■ **PROBLEM DESCRIPTION**: If a line in the data below holds the word "that", copy it.

(RECORD EXCERPTS Opens)

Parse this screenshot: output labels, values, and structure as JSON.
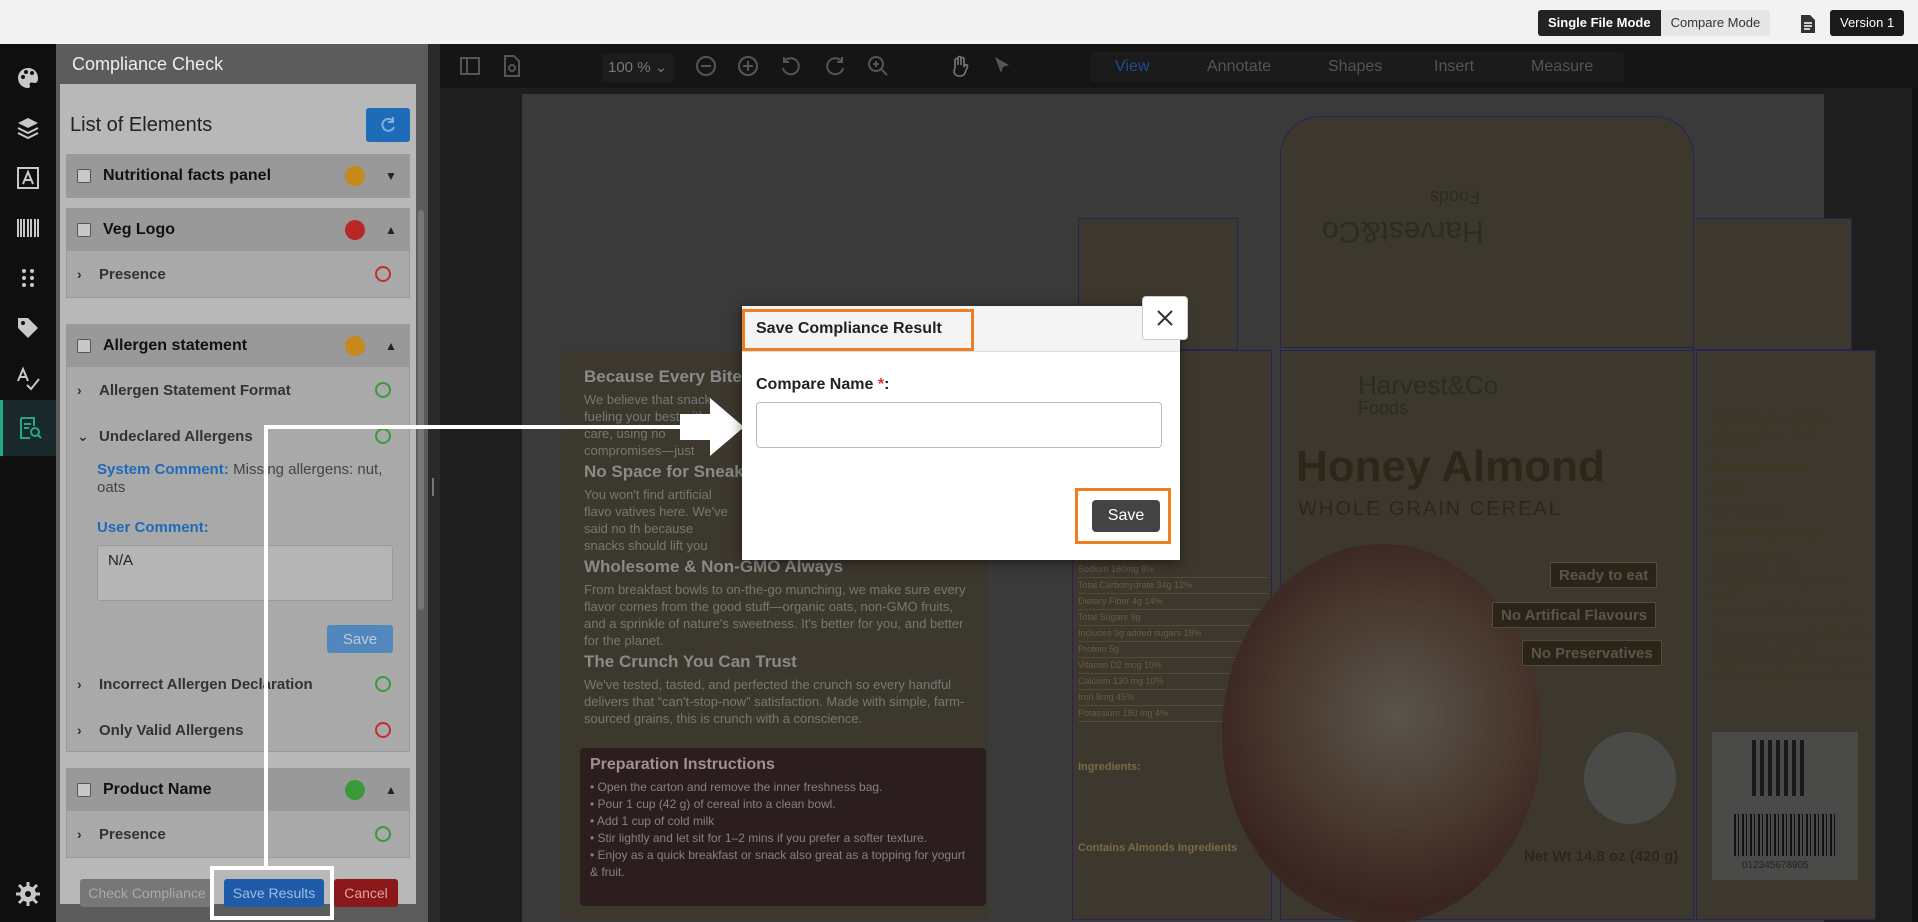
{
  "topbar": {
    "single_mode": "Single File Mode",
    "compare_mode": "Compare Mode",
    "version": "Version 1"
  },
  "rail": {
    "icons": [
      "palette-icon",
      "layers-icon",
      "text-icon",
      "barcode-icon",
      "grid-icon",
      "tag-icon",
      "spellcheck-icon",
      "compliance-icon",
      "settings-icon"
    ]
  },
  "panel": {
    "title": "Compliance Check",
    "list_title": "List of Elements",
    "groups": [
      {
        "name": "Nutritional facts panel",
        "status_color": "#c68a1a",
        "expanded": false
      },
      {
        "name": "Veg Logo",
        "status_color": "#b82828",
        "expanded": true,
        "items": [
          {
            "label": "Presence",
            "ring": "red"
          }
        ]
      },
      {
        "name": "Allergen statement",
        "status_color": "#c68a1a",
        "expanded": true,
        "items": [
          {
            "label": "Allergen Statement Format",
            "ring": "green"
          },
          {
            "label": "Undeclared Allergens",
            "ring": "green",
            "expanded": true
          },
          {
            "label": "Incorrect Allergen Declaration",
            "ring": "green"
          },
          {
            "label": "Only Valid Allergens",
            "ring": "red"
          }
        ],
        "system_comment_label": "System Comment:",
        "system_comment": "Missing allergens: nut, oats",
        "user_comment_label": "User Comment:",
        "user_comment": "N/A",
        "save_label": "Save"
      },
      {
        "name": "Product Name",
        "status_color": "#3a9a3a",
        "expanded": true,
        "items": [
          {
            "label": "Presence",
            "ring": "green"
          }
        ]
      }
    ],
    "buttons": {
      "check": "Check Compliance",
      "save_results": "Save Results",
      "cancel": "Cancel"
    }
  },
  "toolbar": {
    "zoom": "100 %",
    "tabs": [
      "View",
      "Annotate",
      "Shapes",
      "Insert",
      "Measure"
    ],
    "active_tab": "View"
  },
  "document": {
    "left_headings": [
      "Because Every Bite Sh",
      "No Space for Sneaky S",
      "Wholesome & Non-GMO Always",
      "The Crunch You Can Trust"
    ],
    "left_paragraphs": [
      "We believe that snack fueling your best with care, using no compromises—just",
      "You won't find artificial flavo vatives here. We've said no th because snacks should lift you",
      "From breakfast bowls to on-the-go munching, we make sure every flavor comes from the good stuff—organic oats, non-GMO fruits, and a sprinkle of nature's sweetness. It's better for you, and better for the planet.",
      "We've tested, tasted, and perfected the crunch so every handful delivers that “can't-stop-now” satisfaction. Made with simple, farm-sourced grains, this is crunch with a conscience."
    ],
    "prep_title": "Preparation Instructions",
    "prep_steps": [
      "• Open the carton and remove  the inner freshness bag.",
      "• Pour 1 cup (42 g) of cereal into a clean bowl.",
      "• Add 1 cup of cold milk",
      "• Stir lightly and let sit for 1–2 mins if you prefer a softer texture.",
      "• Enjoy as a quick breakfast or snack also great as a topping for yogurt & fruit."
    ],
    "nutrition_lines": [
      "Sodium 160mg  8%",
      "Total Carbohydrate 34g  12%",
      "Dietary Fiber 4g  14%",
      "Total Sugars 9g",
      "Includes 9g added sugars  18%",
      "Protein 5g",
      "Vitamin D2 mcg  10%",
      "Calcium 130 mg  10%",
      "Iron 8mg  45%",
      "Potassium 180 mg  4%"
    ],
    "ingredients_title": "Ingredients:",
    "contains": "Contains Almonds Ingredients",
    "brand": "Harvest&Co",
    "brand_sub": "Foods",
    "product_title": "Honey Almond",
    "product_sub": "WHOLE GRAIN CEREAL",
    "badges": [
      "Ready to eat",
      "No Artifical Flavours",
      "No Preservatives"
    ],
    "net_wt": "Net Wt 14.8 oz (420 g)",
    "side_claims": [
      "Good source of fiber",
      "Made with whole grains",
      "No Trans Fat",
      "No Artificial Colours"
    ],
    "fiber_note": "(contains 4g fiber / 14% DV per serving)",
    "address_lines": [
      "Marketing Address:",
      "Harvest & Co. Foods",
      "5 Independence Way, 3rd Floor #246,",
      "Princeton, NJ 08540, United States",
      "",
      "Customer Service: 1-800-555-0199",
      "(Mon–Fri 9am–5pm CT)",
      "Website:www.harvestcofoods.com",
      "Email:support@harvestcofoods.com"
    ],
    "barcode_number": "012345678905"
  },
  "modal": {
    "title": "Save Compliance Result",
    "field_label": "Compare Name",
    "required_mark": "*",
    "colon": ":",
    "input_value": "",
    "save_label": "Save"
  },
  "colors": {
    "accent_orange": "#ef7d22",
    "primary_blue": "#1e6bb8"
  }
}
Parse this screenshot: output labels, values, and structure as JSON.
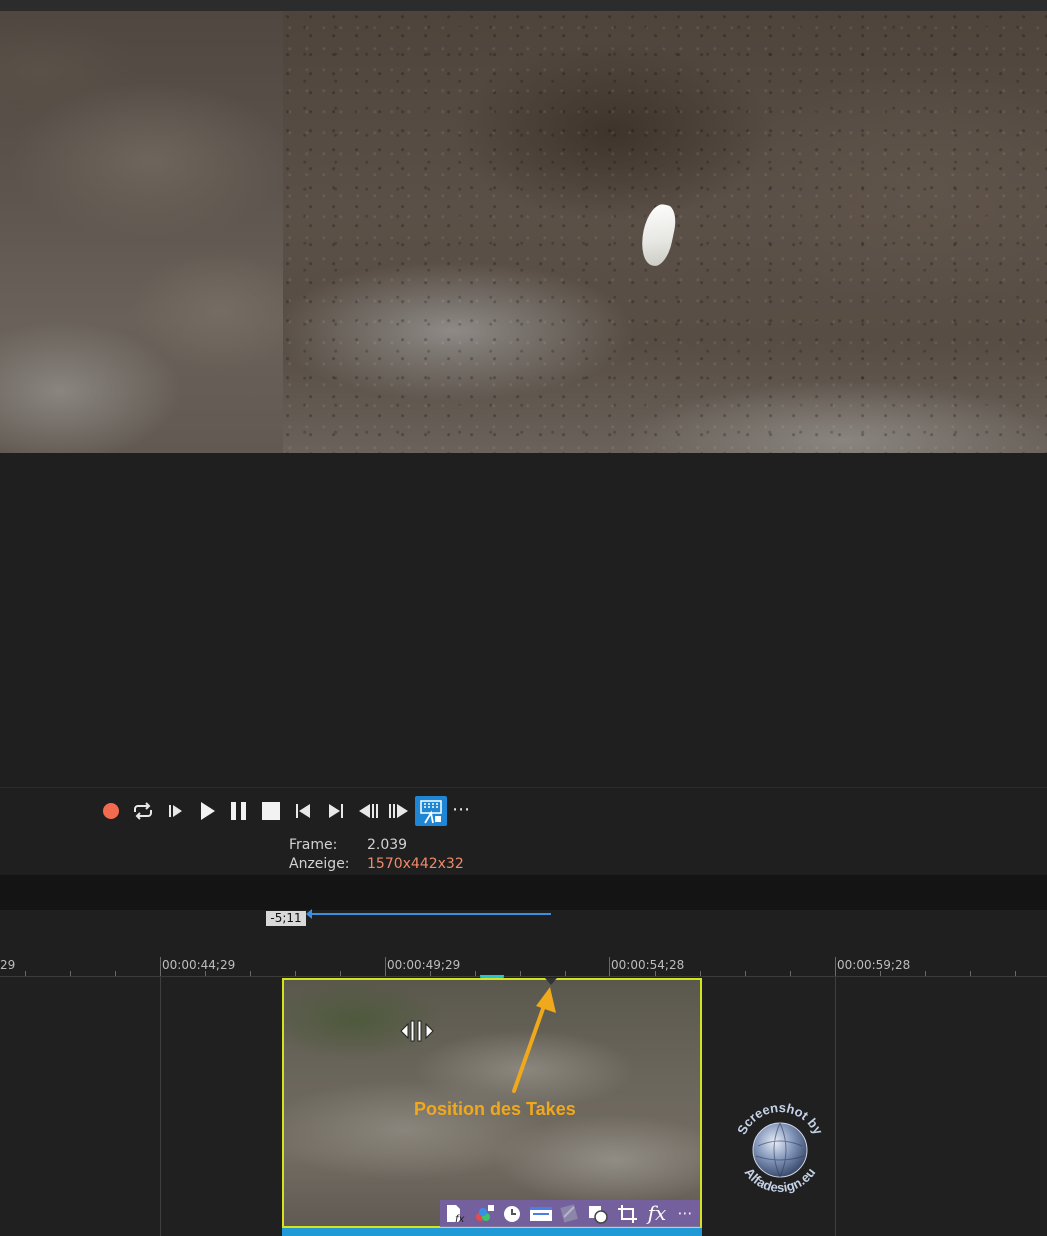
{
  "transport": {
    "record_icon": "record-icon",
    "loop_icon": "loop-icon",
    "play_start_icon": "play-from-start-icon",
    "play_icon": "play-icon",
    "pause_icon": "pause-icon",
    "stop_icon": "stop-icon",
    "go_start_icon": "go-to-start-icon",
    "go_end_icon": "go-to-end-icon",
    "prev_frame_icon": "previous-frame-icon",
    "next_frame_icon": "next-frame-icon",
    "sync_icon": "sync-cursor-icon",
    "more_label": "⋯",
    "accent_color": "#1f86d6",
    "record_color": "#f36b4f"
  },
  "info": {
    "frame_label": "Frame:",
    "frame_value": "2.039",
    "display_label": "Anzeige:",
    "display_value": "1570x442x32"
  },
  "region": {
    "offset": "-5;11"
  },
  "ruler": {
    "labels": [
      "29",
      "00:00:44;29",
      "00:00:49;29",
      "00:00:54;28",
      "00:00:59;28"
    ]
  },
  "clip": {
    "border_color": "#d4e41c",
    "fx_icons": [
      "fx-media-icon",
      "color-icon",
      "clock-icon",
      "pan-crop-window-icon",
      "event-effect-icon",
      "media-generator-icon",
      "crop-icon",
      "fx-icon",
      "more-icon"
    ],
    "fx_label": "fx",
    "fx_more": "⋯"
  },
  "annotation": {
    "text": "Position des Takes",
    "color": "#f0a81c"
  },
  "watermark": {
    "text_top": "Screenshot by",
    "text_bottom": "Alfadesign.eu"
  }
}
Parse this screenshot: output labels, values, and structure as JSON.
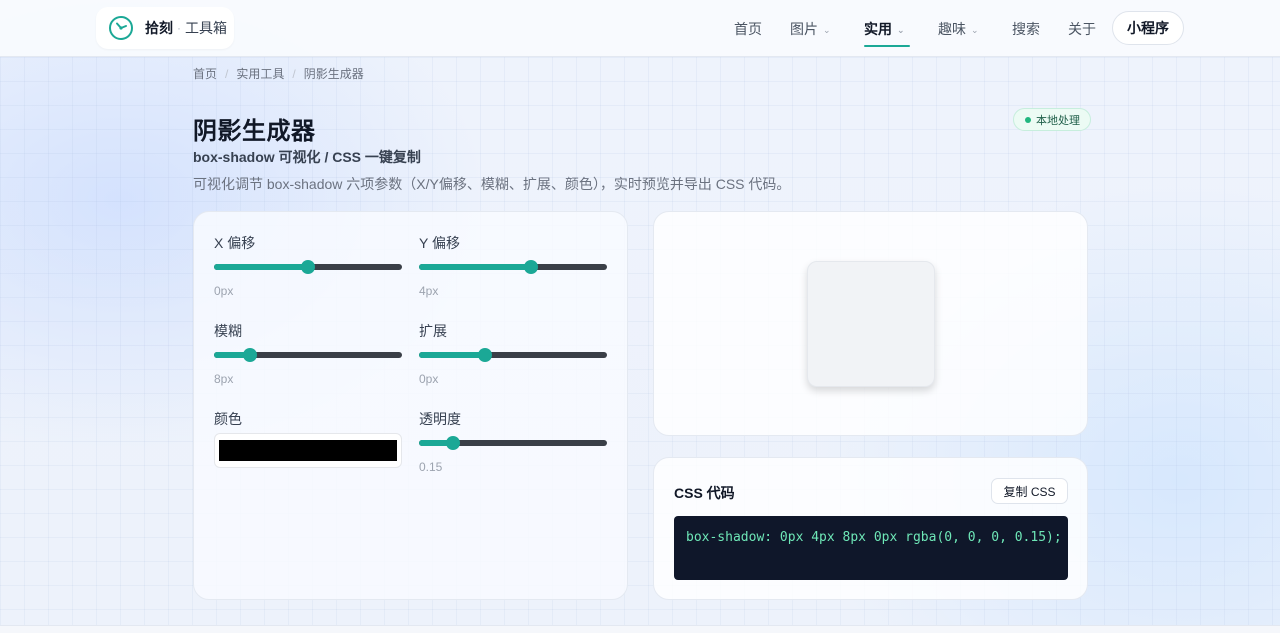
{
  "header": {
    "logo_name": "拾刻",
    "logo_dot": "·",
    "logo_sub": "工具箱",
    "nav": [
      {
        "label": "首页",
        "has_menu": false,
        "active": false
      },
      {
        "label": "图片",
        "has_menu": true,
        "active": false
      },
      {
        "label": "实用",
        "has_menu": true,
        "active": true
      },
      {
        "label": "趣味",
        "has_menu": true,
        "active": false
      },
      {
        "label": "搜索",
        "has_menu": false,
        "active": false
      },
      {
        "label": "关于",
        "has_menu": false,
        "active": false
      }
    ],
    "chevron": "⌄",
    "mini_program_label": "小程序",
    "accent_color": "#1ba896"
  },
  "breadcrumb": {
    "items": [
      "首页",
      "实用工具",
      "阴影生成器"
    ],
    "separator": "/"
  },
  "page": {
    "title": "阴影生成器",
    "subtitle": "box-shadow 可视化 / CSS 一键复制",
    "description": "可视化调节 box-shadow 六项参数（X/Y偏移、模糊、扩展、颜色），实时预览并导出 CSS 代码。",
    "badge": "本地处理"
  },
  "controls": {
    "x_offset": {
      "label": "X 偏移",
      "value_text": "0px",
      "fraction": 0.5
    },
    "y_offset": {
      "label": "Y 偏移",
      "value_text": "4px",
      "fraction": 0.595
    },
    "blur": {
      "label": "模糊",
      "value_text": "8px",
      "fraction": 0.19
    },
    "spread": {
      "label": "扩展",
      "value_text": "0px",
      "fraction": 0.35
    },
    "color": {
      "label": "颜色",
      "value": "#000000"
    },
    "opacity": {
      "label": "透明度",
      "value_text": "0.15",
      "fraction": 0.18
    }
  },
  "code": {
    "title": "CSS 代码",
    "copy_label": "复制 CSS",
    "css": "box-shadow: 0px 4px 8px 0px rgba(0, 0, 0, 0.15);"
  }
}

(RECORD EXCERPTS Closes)

■ **SOLUTION**:
      "We believe that snack fueling your best with care, using no compromises—just",
      "We've tested, tasted, and perfected the crunch so every handful delivers that “can't-stop-now” satisfaction. Made with simple, farm-sourced grains, this is crunch with a conscience."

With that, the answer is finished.